=== Work task ===
The answer should be each line from the entries below that has the word "camera" in it.

=== Input data ===
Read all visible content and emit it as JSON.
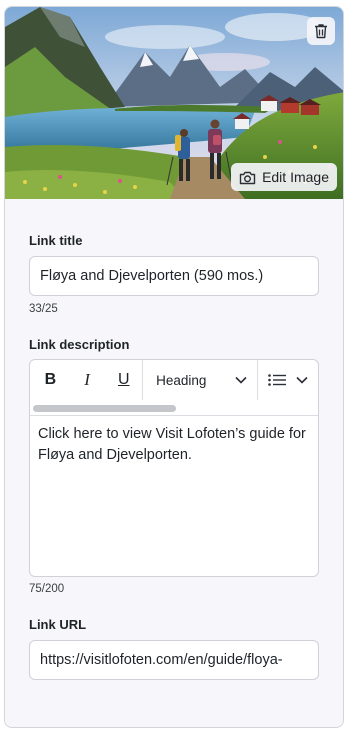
{
  "image": {
    "edit_label": "Edit Image",
    "icons": {
      "delete": "trash-icon",
      "edit": "camera-icon"
    }
  },
  "link_title": {
    "label": "Link title",
    "value": "Fløya and Djevelporten (590 mos.)",
    "counter": "33/25"
  },
  "link_description": {
    "label": "Link description",
    "toolbar": {
      "bold": "B",
      "italic": "I",
      "underline": "U",
      "heading_label": "Heading",
      "icons": [
        "bold-icon",
        "italic-icon",
        "underline-icon",
        "chevron-down-icon",
        "list-icon",
        "chevron-down-icon"
      ]
    },
    "value": "Click here to view Visit Lofoten’s guide for Fløya and Djevelporten.",
    "counter": "75/200"
  },
  "link_url": {
    "label": "Link URL",
    "value": "https://visitlofoten.com/en/guide/floya-"
  }
}
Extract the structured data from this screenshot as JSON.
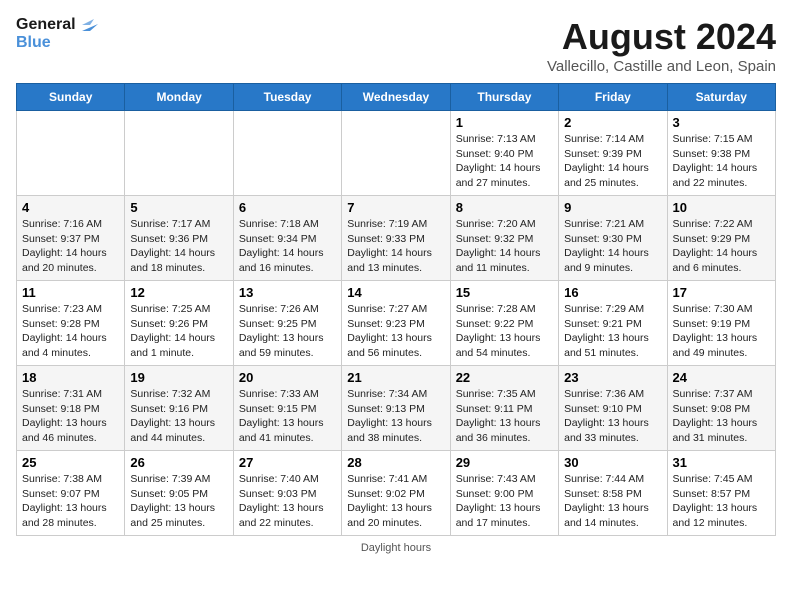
{
  "header": {
    "logo_line1": "General",
    "logo_line2": "Blue",
    "main_title": "August 2024",
    "subtitle": "Vallecillo, Castille and Leon, Spain"
  },
  "days_of_week": [
    "Sunday",
    "Monday",
    "Tuesday",
    "Wednesday",
    "Thursday",
    "Friday",
    "Saturday"
  ],
  "weeks": [
    [
      {
        "date": "",
        "text": ""
      },
      {
        "date": "",
        "text": ""
      },
      {
        "date": "",
        "text": ""
      },
      {
        "date": "",
        "text": ""
      },
      {
        "date": "1",
        "text": "Sunrise: 7:13 AM\nSunset: 9:40 PM\nDaylight: 14 hours and 27 minutes."
      },
      {
        "date": "2",
        "text": "Sunrise: 7:14 AM\nSunset: 9:39 PM\nDaylight: 14 hours and 25 minutes."
      },
      {
        "date": "3",
        "text": "Sunrise: 7:15 AM\nSunset: 9:38 PM\nDaylight: 14 hours and 22 minutes."
      }
    ],
    [
      {
        "date": "4",
        "text": "Sunrise: 7:16 AM\nSunset: 9:37 PM\nDaylight: 14 hours and 20 minutes."
      },
      {
        "date": "5",
        "text": "Sunrise: 7:17 AM\nSunset: 9:36 PM\nDaylight: 14 hours and 18 minutes."
      },
      {
        "date": "6",
        "text": "Sunrise: 7:18 AM\nSunset: 9:34 PM\nDaylight: 14 hours and 16 minutes."
      },
      {
        "date": "7",
        "text": "Sunrise: 7:19 AM\nSunset: 9:33 PM\nDaylight: 14 hours and 13 minutes."
      },
      {
        "date": "8",
        "text": "Sunrise: 7:20 AM\nSunset: 9:32 PM\nDaylight: 14 hours and 11 minutes."
      },
      {
        "date": "9",
        "text": "Sunrise: 7:21 AM\nSunset: 9:30 PM\nDaylight: 14 hours and 9 minutes."
      },
      {
        "date": "10",
        "text": "Sunrise: 7:22 AM\nSunset: 9:29 PM\nDaylight: 14 hours and 6 minutes."
      }
    ],
    [
      {
        "date": "11",
        "text": "Sunrise: 7:23 AM\nSunset: 9:28 PM\nDaylight: 14 hours and 4 minutes."
      },
      {
        "date": "12",
        "text": "Sunrise: 7:25 AM\nSunset: 9:26 PM\nDaylight: 14 hours and 1 minute."
      },
      {
        "date": "13",
        "text": "Sunrise: 7:26 AM\nSunset: 9:25 PM\nDaylight: 13 hours and 59 minutes."
      },
      {
        "date": "14",
        "text": "Sunrise: 7:27 AM\nSunset: 9:23 PM\nDaylight: 13 hours and 56 minutes."
      },
      {
        "date": "15",
        "text": "Sunrise: 7:28 AM\nSunset: 9:22 PM\nDaylight: 13 hours and 54 minutes."
      },
      {
        "date": "16",
        "text": "Sunrise: 7:29 AM\nSunset: 9:21 PM\nDaylight: 13 hours and 51 minutes."
      },
      {
        "date": "17",
        "text": "Sunrise: 7:30 AM\nSunset: 9:19 PM\nDaylight: 13 hours and 49 minutes."
      }
    ],
    [
      {
        "date": "18",
        "text": "Sunrise: 7:31 AM\nSunset: 9:18 PM\nDaylight: 13 hours and 46 minutes."
      },
      {
        "date": "19",
        "text": "Sunrise: 7:32 AM\nSunset: 9:16 PM\nDaylight: 13 hours and 44 minutes."
      },
      {
        "date": "20",
        "text": "Sunrise: 7:33 AM\nSunset: 9:15 PM\nDaylight: 13 hours and 41 minutes."
      },
      {
        "date": "21",
        "text": "Sunrise: 7:34 AM\nSunset: 9:13 PM\nDaylight: 13 hours and 38 minutes."
      },
      {
        "date": "22",
        "text": "Sunrise: 7:35 AM\nSunset: 9:11 PM\nDaylight: 13 hours and 36 minutes."
      },
      {
        "date": "23",
        "text": "Sunrise: 7:36 AM\nSunset: 9:10 PM\nDaylight: 13 hours and 33 minutes."
      },
      {
        "date": "24",
        "text": "Sunrise: 7:37 AM\nSunset: 9:08 PM\nDaylight: 13 hours and 31 minutes."
      }
    ],
    [
      {
        "date": "25",
        "text": "Sunrise: 7:38 AM\nSunset: 9:07 PM\nDaylight: 13 hours and 28 minutes."
      },
      {
        "date": "26",
        "text": "Sunrise: 7:39 AM\nSunset: 9:05 PM\nDaylight: 13 hours and 25 minutes."
      },
      {
        "date": "27",
        "text": "Sunrise: 7:40 AM\nSunset: 9:03 PM\nDaylight: 13 hours and 22 minutes."
      },
      {
        "date": "28",
        "text": "Sunrise: 7:41 AM\nSunset: 9:02 PM\nDaylight: 13 hours and 20 minutes."
      },
      {
        "date": "29",
        "text": "Sunrise: 7:43 AM\nSunset: 9:00 PM\nDaylight: 13 hours and 17 minutes."
      },
      {
        "date": "30",
        "text": "Sunrise: 7:44 AM\nSunset: 8:58 PM\nDaylight: 13 hours and 14 minutes."
      },
      {
        "date": "31",
        "text": "Sunrise: 7:45 AM\nSunset: 8:57 PM\nDaylight: 13 hours and 12 minutes."
      }
    ]
  ],
  "footer": {
    "daylight_label": "Daylight hours"
  }
}
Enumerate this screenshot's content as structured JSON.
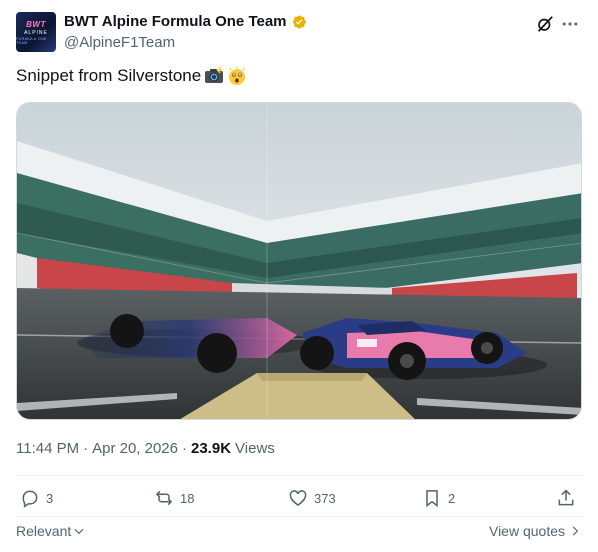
{
  "author": {
    "display_name": "BWT Alpine Formula One Team",
    "handle": "@AlpineF1Team",
    "avatar_text": [
      "BWT",
      "ALPINE",
      "FORMULA ONE TEAM"
    ],
    "verified": true,
    "verified_color": "#e8b200"
  },
  "tweet": {
    "text": "Snippet from Silverstone",
    "emojis": [
      "camera-with-flash-emoji",
      "astonished-face-emoji"
    ]
  },
  "media": {
    "icon": "race-car-photo"
  },
  "meta": {
    "time": "11:44 PM",
    "separator": "·",
    "date": "Apr 20, 2026",
    "views_count": "23.9K",
    "views_label": "Views"
  },
  "actions": {
    "replies": "3",
    "reposts": "18",
    "likes": "373",
    "bookmarks": "2"
  },
  "footer": {
    "sort_label": "Relevant",
    "view_quotes_label": "View quotes"
  },
  "colors": {
    "text_primary": "#0f1419",
    "text_secondary": "#536471",
    "divider": "#eff3f4"
  }
}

=== Answer to this task ===
      "edit": "camera-icon"
      "camera-with-flash-emoji",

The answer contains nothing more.